Which Is the Valid Data Type in Access?
When working with Microsoft Access, it is essential to understand the different data types that are available to store your information. Each data type has its own characteristics and is suitable for specific types of data. In this article, we will discuss the valid data types in Access and when to use them.
Text Data Types:
The first category of data types in Access is for storing text-based information. These data types are used when you need to store alphanumeric characters such as names, addresses, or descriptions.
The Text data type allows you to store up to 255 characters of text. It is commonly used for short pieces of information like names or titles.
The Memo data type is suitable for storing large amounts of text, such as lengthy descriptions or notes. It can hold up to 65,536 characters.
Numeric Data Types:
If your data consists of numbers or calculations, you will need numeric data types in Access.

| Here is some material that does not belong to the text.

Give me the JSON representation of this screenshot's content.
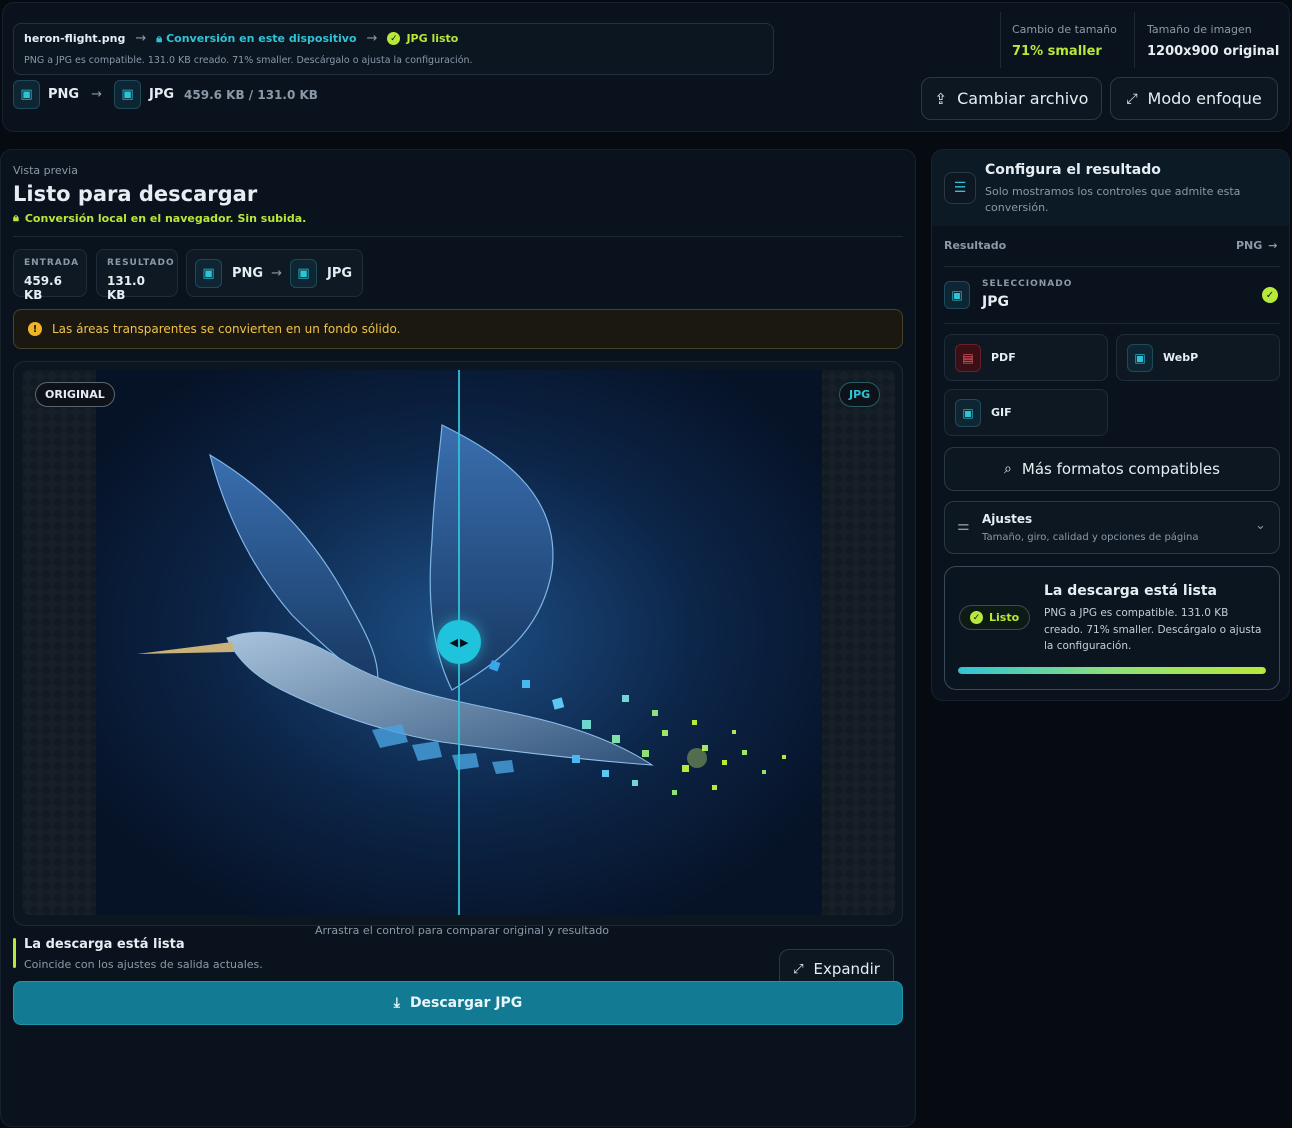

Number:
The Number data type is versatile and can be used for various numeric values, including integers and decimals. It can handle both positive and negative numbers. Integer:
The Integer data type is specifically designed for whole numbers without decimal places. It can store values ranging from -32,768 to 32,767.
3. Long Integer:
The Long Integer data type is similar to the Integer data type but can store larger numbers. It has a range of -2,147,483,648 to 2,147,483,647.
The Single data type is used for storing single-precision floating-point numbers. It can handle decimal values with a smaller size than the Number data type.
The Double data type is used for storing double-precision floating-point numbers. It provides a higher level of precision than the Single data type.
Date/Time Data Types:
If your data involves dates or times, Access offers specific data types to handle them properly. Date/Time:
The Date/Time data type allows you to store dates and times together. It is widely used for tracking events or recording timestamps.
Other Data Types:
In addition to the above categories, Access also includes some other useful data types. Yes/No:
The Yes/No data type represents boolean values – either true or false. It is commonly used for fields that require a simple yes or no answer. OLE Object:
The OLE Object (Object Linking and Embedding) data type allows you to store objects created in other applications, such as images or spreadsheets.
- To summarize, the valid data types in Access include Text, Memo, Number, Integer, Long Integer, Single, Double, Date/Time, Yes/No, and OLE Object.
- It’s important to choose the appropriate data type for each field in your database to ensure accurate storage and retrieval of information.
By understanding the different data types available in Access and their specific purposes, you can effectively design and manage your database to meet your needs.